Considered by many to be a landmark on Route 130 off Admiral Wilson Boulevard, Discount Harry's was the place to go for shoppers looking to make a purchase without breaking the bank.
"I bought my son's first bike here," said Barbara Haigh, 59, a clerk at the store who said she had shopped there for 35 years.
Monday's announcement of the closing sent Haigh strolling down memory lane yesterday.
A mother of three, she remembered spending $6.99 on a red wagon made of wood for her 4-year-old son, Michael, in 1965.
"I asked my husband if he thought that was too much," said Haigh, who remembered loading the gift into the family's 1958 Ford while Elvis Presley crooned on the radio.
"It's so sad, because I thought Harry's was going to be here forever," Haigh said. "It's a real shame."
In 1950, Harry Kaufman, who had spent the years after World War II selling housewares at farmers' markets, opened Discount Harry's.
In its infancy, Discount Harry's was a 4,000-square-foot shop, with Kaufman's brother-in-law operating a TV repair business in the back.
In 1976, Kaufman sold the store to Lancaster, then a 34-year-old salesman from the retail toy chain Kiddie City. Kaufman has since retired to Florida.
Today, under Lancaster's stewardship, Discount Harry's is a 20,000-square-foot white brick complex that resembles a high school gymnasium more than a store.
Inside, pyramids of brown cardboard boxes containing merchandise are scattered throughout the store, marked for customers with handwritten signs.

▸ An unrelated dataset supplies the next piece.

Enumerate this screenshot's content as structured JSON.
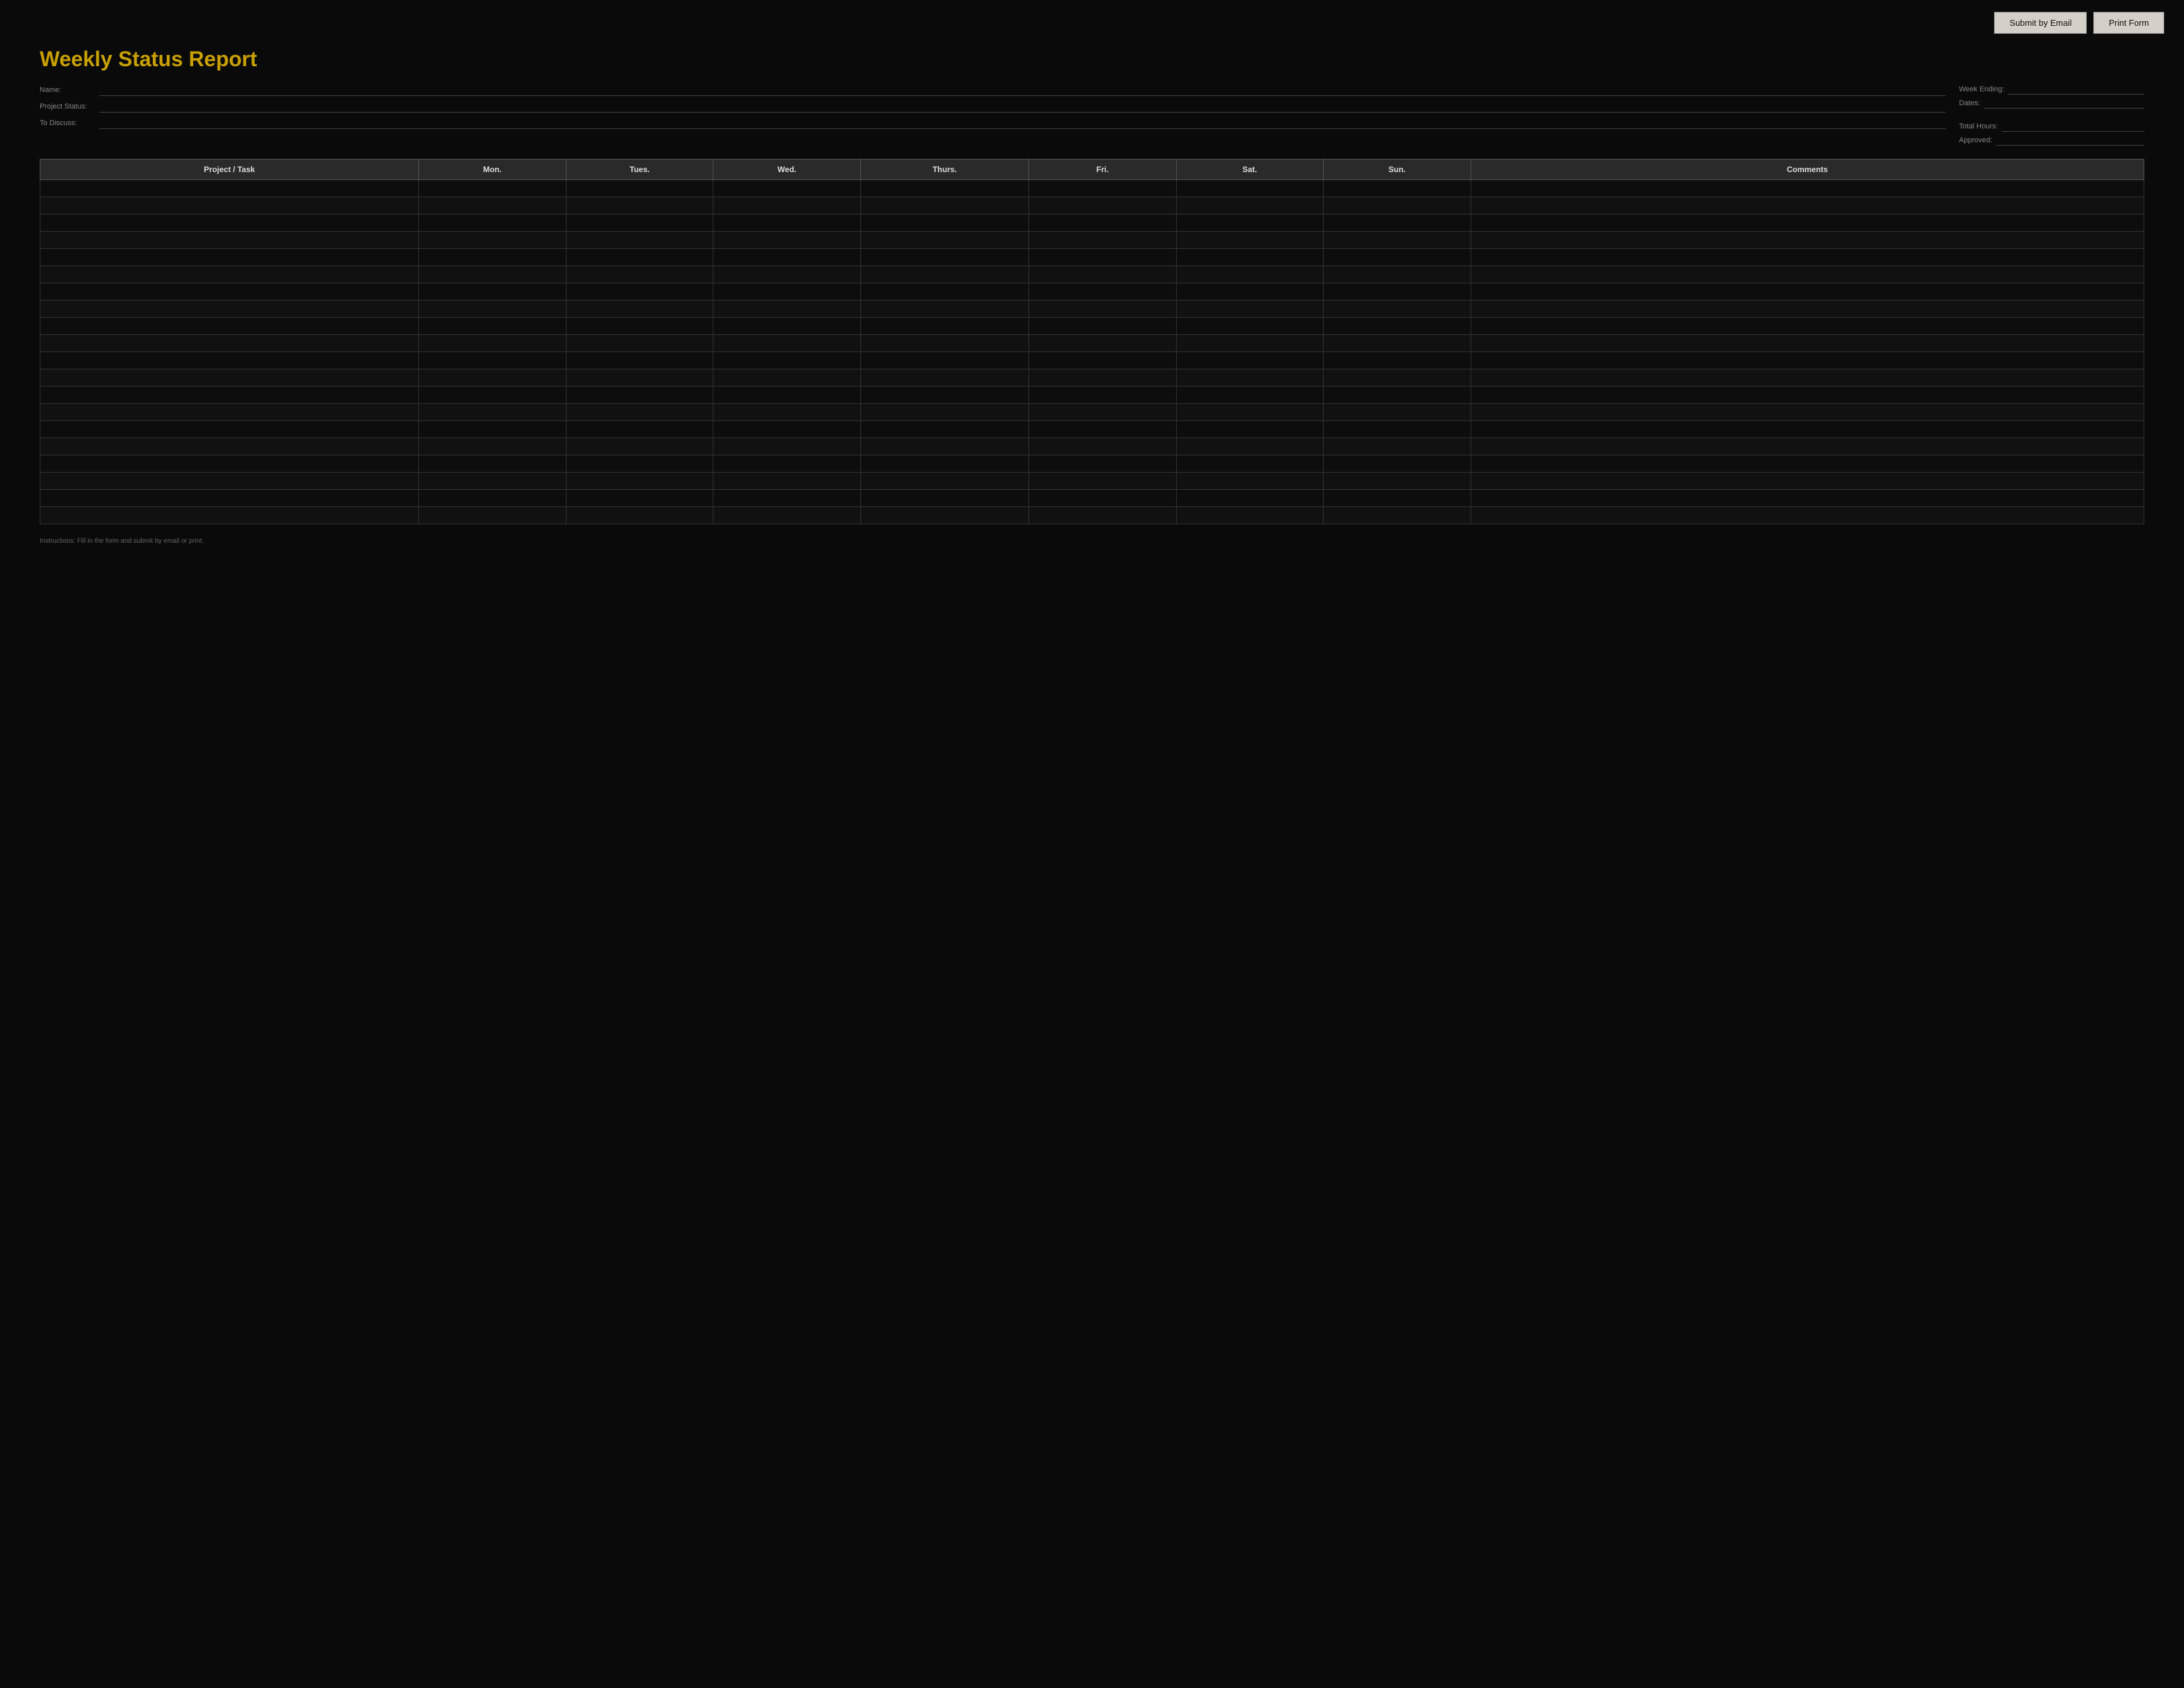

For many customers, the unpretentious means in which Lancaster displays his wares harks back to a time before marketing terms such as "synergy," "branding" and "eye-level shelf space" became the mantras for retailers.
"I think now you get these glitzy stores with the high rents and the high prices. Some people like that," said Lancaster, who plans to open a pool-supply and outdoor-furniture store in the area in April. "But I think most folks want more bang for their bucks. This store wasn't fancy, but you always got your money's worth."
Denise Grossmick, 34, of Sicklerville, a receptionist at a computer company, took the news of the closing hard.
Grossmick remembered the semiannual trips to Discount Harry's from her family's home in the Cramer Hill section of Camden.
"I'm going to miss this place," Grossmick said as she perused the merchandise at Discount Harry's yesterday. "I mean, it was always here."
Seated in his office, Lancaster pondered the years of enjoyment his tenure of ownership brought him.
He remembered the time in 1981 when he was pulled over by a Cherry Hill police officer while driving home on Route 70.
The reason? The officer was looking for a Cabbage Patch doll.
He remembered the smiling children, the proud owners of their first bicycles, and the former stockboys who returned years later as doctors and lawyers.
He thought of all the memories, and said they were priceless.
"This place has been good to me," said Lancaster, with a twinge of his native Kentucky drawl. "In the end, it's not about how much money you got or how big a house you got, but it's about how many friends you made along the way. And I've made a lot of great friends."